[Excerpts from an interface dataset]
--------------------------------------------------

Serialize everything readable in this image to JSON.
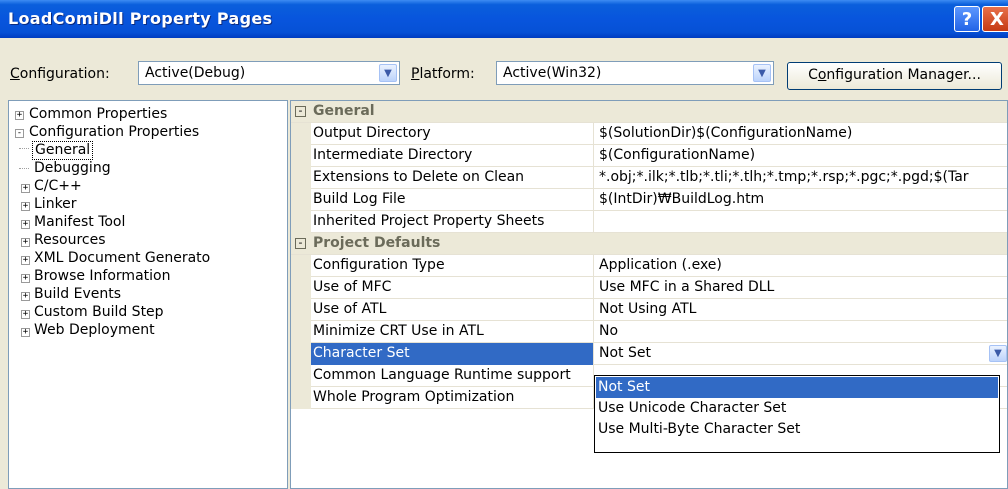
{
  "window": {
    "title": "LoadComiDll Property Pages",
    "help_glyph": "?",
    "close_glyph": "X"
  },
  "config": {
    "configuration_label_u": "C",
    "configuration_label_rest": "onfiguration:",
    "configuration_value": "Active(Debug)",
    "platform_label_u": "P",
    "platform_label_rest": "latform:",
    "platform_value": "Active(Win32)",
    "manager_label_pre": "C",
    "manager_label_u": "o",
    "manager_label_rest": "nfiguration Manager..."
  },
  "tree": [
    {
      "label": "Common Properties",
      "expander": "+"
    },
    {
      "label": "Configuration Properties",
      "expander": "-"
    },
    {
      "label": "General",
      "expander": ""
    },
    {
      "label": "Debugging",
      "expander": ""
    },
    {
      "label": "C/C++",
      "expander": "+"
    },
    {
      "label": "Linker",
      "expander": "+"
    },
    {
      "label": "Manifest Tool",
      "expander": "+"
    },
    {
      "label": "Resources",
      "expander": "+"
    },
    {
      "label": "XML Document Generato",
      "expander": "+"
    },
    {
      "label": "Browse Information",
      "expander": "+"
    },
    {
      "label": "Build Events",
      "expander": "+"
    },
    {
      "label": "Custom Build Step",
      "expander": "+"
    },
    {
      "label": "Web Deployment",
      "expander": "+"
    }
  ],
  "grid": {
    "categories": [
      {
        "name": "General",
        "toggle": "-"
      },
      {
        "name": "Project Defaults",
        "toggle": "-"
      }
    ],
    "general_rows": [
      {
        "name": "Output Directory",
        "value": "$(SolutionDir)$(ConfigurationName)"
      },
      {
        "name": "Intermediate Directory",
        "value": "$(ConfigurationName)"
      },
      {
        "name": "Extensions to Delete on Clean",
        "value": "*.obj;*.ilk;*.tlb;*.tli;*.tlh;*.tmp;*.rsp;*.pgc;*.pgd;$(Tar"
      },
      {
        "name": "Build Log File",
        "value": "$(IntDir)₩BuildLog.htm"
      },
      {
        "name": "Inherited Project Property Sheets",
        "value": ""
      }
    ],
    "defaults_rows": [
      {
        "name": "Configuration Type",
        "value": "Application (.exe)"
      },
      {
        "name": "Use of MFC",
        "value": "Use MFC in a Shared DLL"
      },
      {
        "name": "Use of ATL",
        "value": "Not Using ATL"
      },
      {
        "name": "Minimize CRT Use in ATL",
        "value": "No"
      },
      {
        "name": "Character Set",
        "value": "Not Set"
      },
      {
        "name": "Common Language Runtime support",
        "value": ""
      },
      {
        "name": "Whole Program Optimization",
        "value": ""
      }
    ],
    "dropdown_options": [
      "Not Set",
      "Use Unicode Character Set",
      "Use Multi-Byte Character Set"
    ],
    "selected_row": "Character Set",
    "highlighted_option": "Not Set"
  },
  "colors": {
    "titlebar": "#0855dd",
    "selection": "#316ac5",
    "dialog_bg": "#ece9d8"
  }
}
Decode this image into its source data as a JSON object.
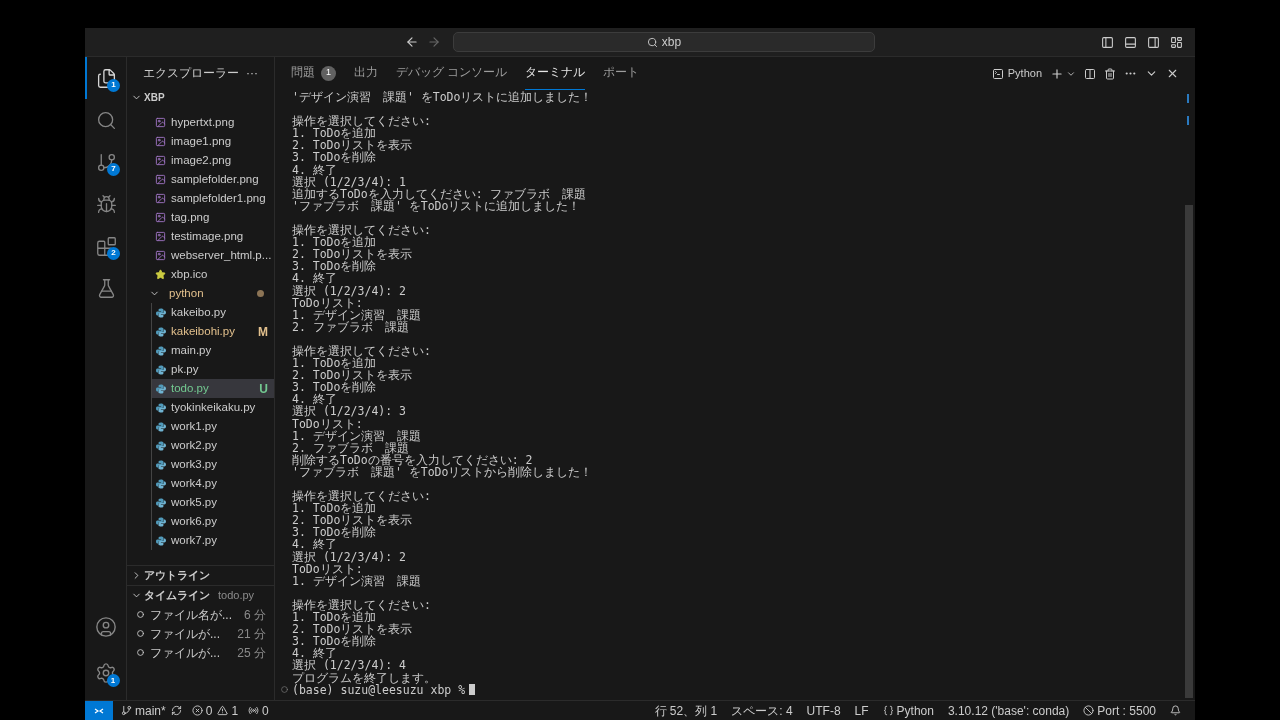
{
  "title_bar": {
    "search": "xbp"
  },
  "activity_bar": [
    {
      "kind": "explorer",
      "selected": true,
      "badge": "1"
    },
    {
      "kind": "search",
      "selected": false
    },
    {
      "kind": "source_control",
      "selected": false,
      "badge": "7"
    },
    {
      "kind": "run_debug",
      "selected": false
    },
    {
      "kind": "extensions",
      "selected": false,
      "badge": "2"
    },
    {
      "kind": "testing",
      "selected": false
    }
  ],
  "activity_bar_bottom": [
    {
      "kind": "account"
    },
    {
      "kind": "settings",
      "badge": "1"
    }
  ],
  "sidebar": {
    "title": "エクスプローラー",
    "more": "···",
    "root": {
      "label": "XBP",
      "expanded": true,
      "children": [
        {
          "label": "hypertxt.png",
          "kind": "image",
          "selected": false
        },
        {
          "label": "image1.png",
          "kind": "image",
          "selected": false
        },
        {
          "label": "image2.png",
          "kind": "image",
          "selected": false
        },
        {
          "label": "samplefolder.png",
          "kind": "image",
          "selected": false
        },
        {
          "label": "samplefolder1.png",
          "kind": "image",
          "selected": false
        },
        {
          "label": "tag.png",
          "kind": "image",
          "selected": false
        },
        {
          "label": "testimage.png",
          "kind": "image",
          "selected": false
        },
        {
          "label": "webserver_html.p...",
          "kind": "image",
          "selected": false
        },
        {
          "label": "xbp.ico",
          "kind": "star",
          "selected": false
        },
        {
          "label": "python",
          "kind": "folder",
          "expanded": true,
          "modified_dot": true,
          "selected": false,
          "children": [
            {
              "label": "kakeibo.py",
              "kind": "python",
              "selected": false
            },
            {
              "label": "kakeibohi.py",
              "kind": "python",
              "status": "M",
              "color": "#e2c08d",
              "selected": false
            },
            {
              "label": "main.py",
              "kind": "python",
              "selected": false
            },
            {
              "label": "pk.py",
              "kind": "python",
              "selected": false
            },
            {
              "label": "todo.py",
              "kind": "python",
              "status": "U",
              "color": "#73c991",
              "selected": true
            },
            {
              "label": "tyokinkeikaku.py",
              "kind": "python",
              "selected": false
            },
            {
              "label": "work1.py",
              "kind": "python",
              "selected": false
            },
            {
              "label": "work2.py",
              "kind": "python",
              "selected": false
            },
            {
              "label": "work3.py",
              "kind": "python",
              "selected": false
            },
            {
              "label": "work4.py",
              "kind": "python",
              "selected": false
            },
            {
              "label": "work5.py",
              "kind": "python",
              "selected": false
            },
            {
              "label": "work6.py",
              "kind": "python",
              "selected": false
            },
            {
              "label": "work7.py",
              "kind": "python",
              "selected": false
            }
          ]
        }
      ]
    }
  },
  "outline": {
    "title": "アウトライン",
    "expanded": false
  },
  "timeline": {
    "title": "タイムライン",
    "file": "todo.py",
    "expanded": true,
    "items": [
      {
        "label": "ファイル名が...",
        "time": "6 分"
      },
      {
        "label": "ファイルが...",
        "time": "21 分"
      },
      {
        "label": "ファイルが...",
        "time": "25 分"
      }
    ]
  },
  "panel": {
    "tabs": [
      {
        "label": "問題",
        "badge": "1",
        "selected": false
      },
      {
        "label": "出力",
        "selected": false
      },
      {
        "label": "デバッグ コンソール",
        "selected": false
      },
      {
        "label": "ターミナル",
        "selected": true
      },
      {
        "label": "ポート",
        "selected": false
      }
    ],
    "terminal_name": "Python"
  },
  "terminal": {
    "lines": [
      {
        "text": "'デザイン演習　課題' をToDoリストに追加しました！"
      },
      {
        "text": "操作を選択してください:",
        "gap_before": true
      },
      {
        "text": "1. ToDoを追加"
      },
      {
        "text": "2. ToDoリストを表示"
      },
      {
        "text": "3. ToDoを削除"
      },
      {
        "text": "4. 終了"
      },
      {
        "text": "選択 (1/2/3/4): 1"
      },
      {
        "text": "追加するToDoを入力してください: ファブラボ　課題"
      },
      {
        "text": "'ファブラボ　課題' をToDoリストに追加しました！"
      },
      {
        "text": "操作を選択してください:",
        "gap_before": true
      },
      {
        "text": "1. ToDoを追加"
      },
      {
        "text": "2. ToDoリストを表示"
      },
      {
        "text": "3. ToDoを削除"
      },
      {
        "text": "4. 終了"
      },
      {
        "text": "選択 (1/2/3/4): 2"
      },
      {
        "text": "ToDoリスト:"
      },
      {
        "text": "1. デザイン演習　課題"
      },
      {
        "text": "2. ファブラボ　課題"
      },
      {
        "text": "操作を選択してください:",
        "gap_before": true
      },
      {
        "text": "1. ToDoを追加"
      },
      {
        "text": "2. ToDoリストを表示"
      },
      {
        "text": "3. ToDoを削除"
      },
      {
        "text": "4. 終了"
      },
      {
        "text": "選択 (1/2/3/4): 3"
      },
      {
        "text": "ToDoリスト:"
      },
      {
        "text": "1. デザイン演習　課題"
      },
      {
        "text": "2. ファブラボ　課題"
      },
      {
        "text": "削除するToDoの番号を入力してください: 2"
      },
      {
        "text": "'ファブラボ　課題' をToDoリストから削除しました！"
      },
      {
        "text": "操作を選択してください:",
        "gap_before": true
      },
      {
        "text": "1. ToDoを追加"
      },
      {
        "text": "2. ToDoリストを表示"
      },
      {
        "text": "3. ToDoを削除"
      },
      {
        "text": "4. 終了"
      },
      {
        "text": "選択 (1/2/3/4): 2"
      },
      {
        "text": "ToDoリスト:"
      },
      {
        "text": "1. デザイン演習　課題"
      },
      {
        "text": "操作を選択してください:",
        "gap_before": true
      },
      {
        "text": "1. ToDoを追加"
      },
      {
        "text": "2. ToDoリストを表示"
      },
      {
        "text": "3. ToDoを削除"
      },
      {
        "text": "4. 終了"
      },
      {
        "text": "選択 (1/2/3/4): 4"
      },
      {
        "text": "プログラムを終了します。"
      }
    ],
    "prompt": "(base) suzu@leesuzu xbp %"
  },
  "status_bar": {
    "branch": "main*",
    "errors": "0",
    "warnings": "1",
    "ports": "0",
    "right": [
      {
        "kind": "text",
        "label": "行 52、列 1"
      },
      {
        "kind": "text",
        "label": "スペース: 4"
      },
      {
        "kind": "text",
        "label": "UTF-8"
      },
      {
        "kind": "text",
        "label": "LF"
      },
      {
        "kind": "language",
        "label": "Python"
      },
      {
        "kind": "text",
        "label": "3.10.12 ('base': conda)"
      },
      {
        "kind": "port",
        "label": "Port : 5500"
      },
      {
        "kind": "bell"
      }
    ]
  }
}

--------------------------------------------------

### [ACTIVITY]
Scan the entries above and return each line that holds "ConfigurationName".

### [OUTPUT BELOW]
        "value": "$(SolutionDir)$(ConfigurationName)"
        "value": "$(ConfigurationName)"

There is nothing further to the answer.